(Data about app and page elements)
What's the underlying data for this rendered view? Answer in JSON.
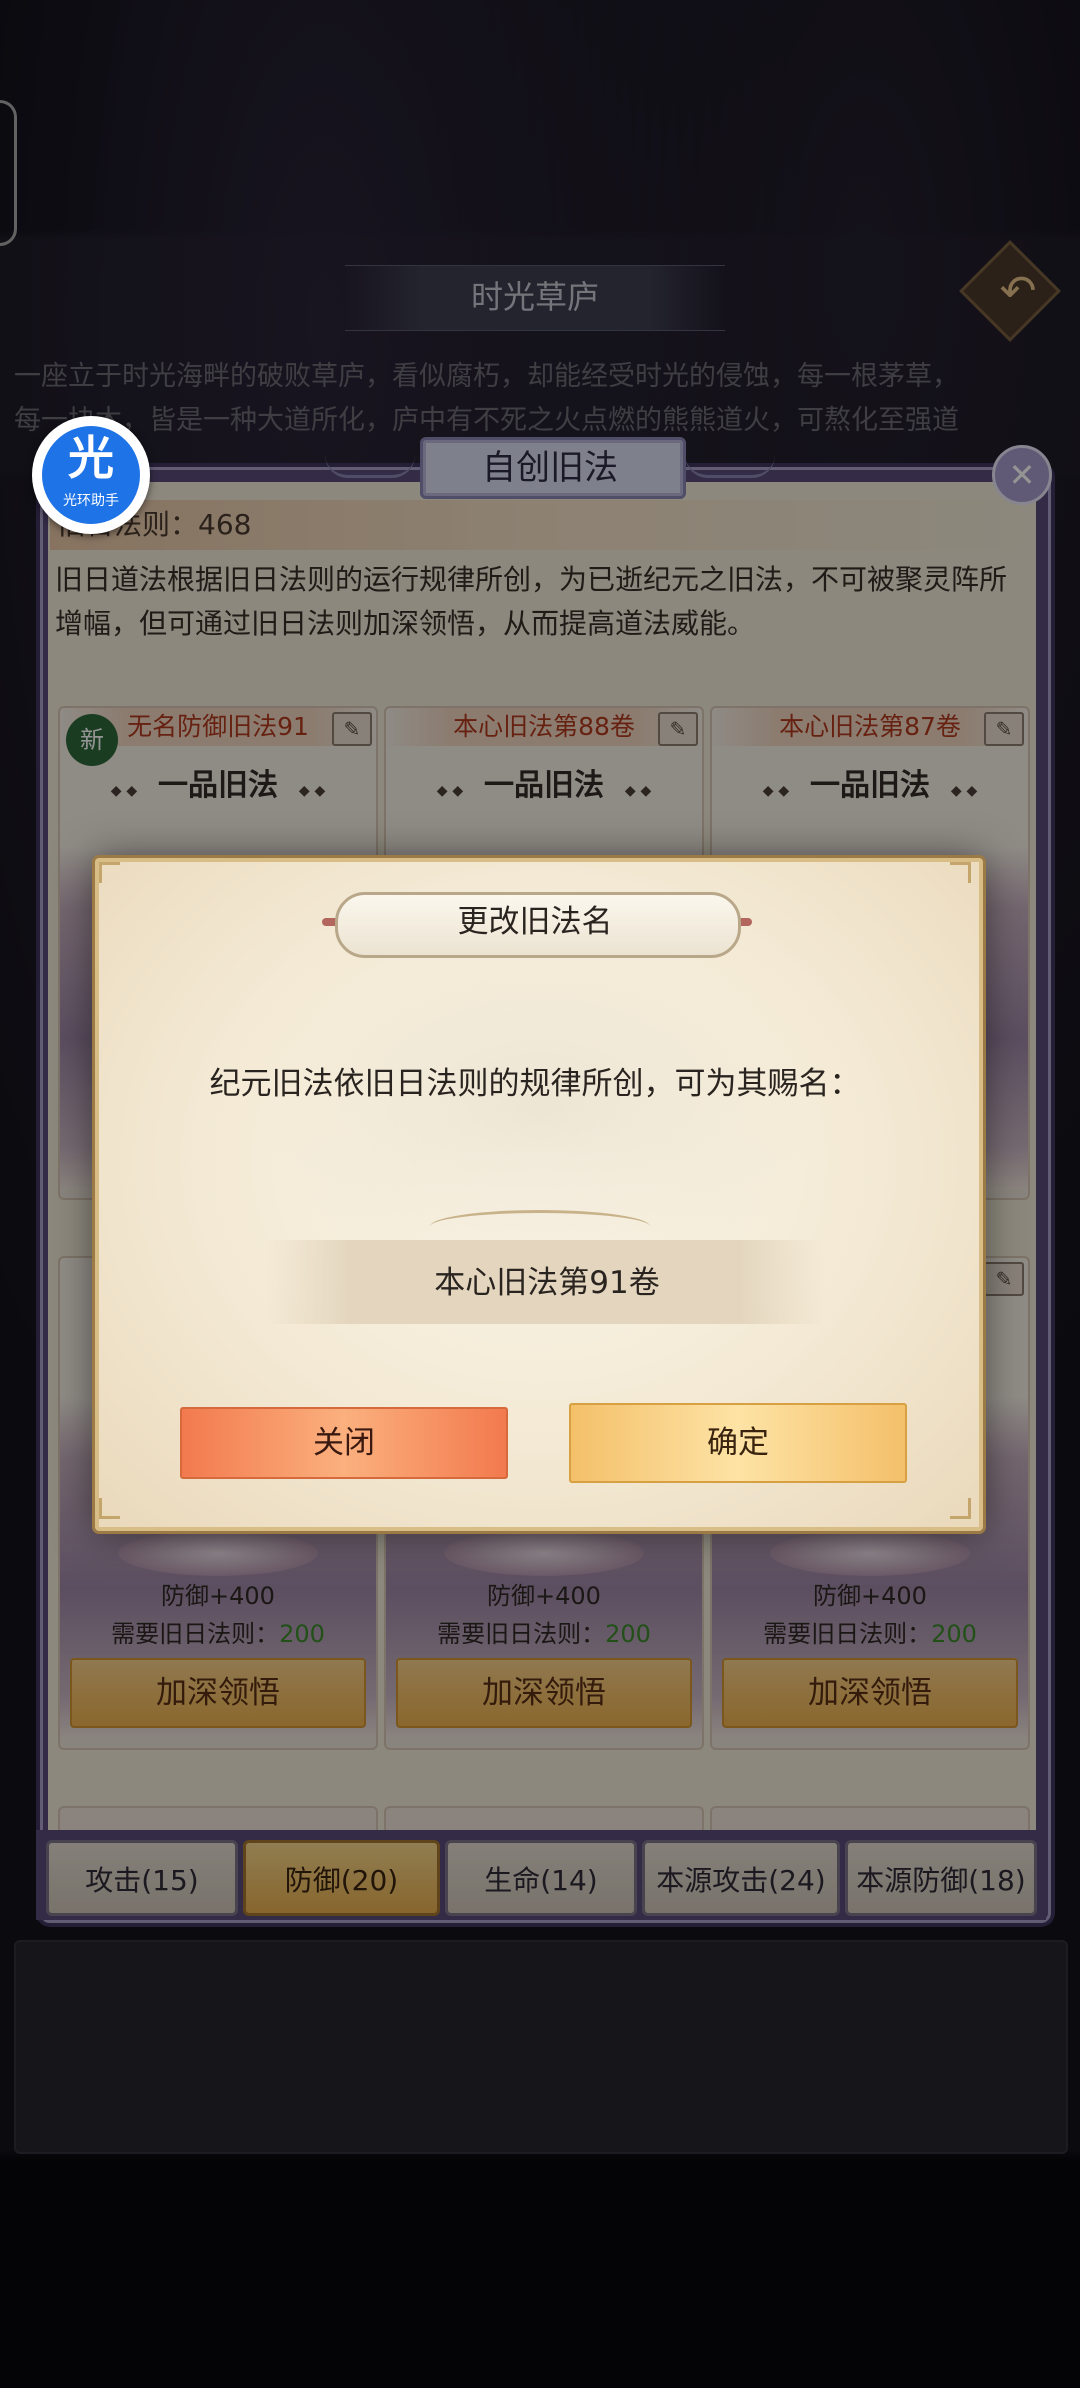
{
  "scene": {
    "title": "时光草庐",
    "description_lines": [
      "一座立于时光海畔的破败草庐，看似腐朽，却能经受时光的侵蚀，每一根茅草，",
      "每一块木，皆是一种大道所化，庐中有不死之火点燃的熊熊道火，可熬化至强道"
    ],
    "back_icon": "back-arrow-icon"
  },
  "panel": {
    "title": "自创旧法",
    "laws_label": "旧日法则：",
    "laws_value": "468",
    "info": "旧日道法根据旧日法则的运行规律所创，为已逝纪元之旧法，不可被聚灵阵所增幅，但可通过旧日法则加深领悟，从而提高道法威能。",
    "close_icon": "close-x-icon"
  },
  "cards_row1": [
    {
      "name": "无名防御旧法91",
      "grade": "一品旧法",
      "badge": "新"
    },
    {
      "name": "本心旧法第88卷",
      "grade": "一品旧法"
    },
    {
      "name": "本心旧法第87卷",
      "grade": "一品旧法"
    }
  ],
  "cards_row2": [
    {
      "effect": "防御+400",
      "req_label": "需要旧日法则：",
      "req_value": "200",
      "button": "加深领悟"
    },
    {
      "effect": "防御+400",
      "req_label": "需要旧日法则：",
      "req_value": "200",
      "button": "加深领悟"
    },
    {
      "effect": "防御+400",
      "req_label": "需要旧日法则：",
      "req_value": "200",
      "button": "加深领悟"
    }
  ],
  "tabs": [
    {
      "label": "攻击(15)",
      "active": false
    },
    {
      "label": "防御(20)",
      "active": true
    },
    {
      "label": "生命(14)",
      "active": false
    },
    {
      "label": "本源攻击(24)",
      "active": false
    },
    {
      "label": "本源防御(18)",
      "active": false
    }
  ],
  "dialog": {
    "title": "更改旧法名",
    "message": "纪元旧法依旧日法则的规律所创，可为其赐名：",
    "name_value": "本心旧法第91卷",
    "close_label": "关闭",
    "confirm_label": "确定"
  },
  "assistant": {
    "glyph": "光",
    "label": "光环助手"
  },
  "colors": {
    "panel_border": "#5b4d7a",
    "button_gold": "#efb24e",
    "button_orange": "#f27a4e",
    "requirement_green": "#3b8a2a",
    "card_title_red": "#b23a1e"
  }
}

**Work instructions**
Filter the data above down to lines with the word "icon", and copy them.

**Exercise result**
    "back_icon": "back-arrow-icon"
    "close_icon": "close-x-icon"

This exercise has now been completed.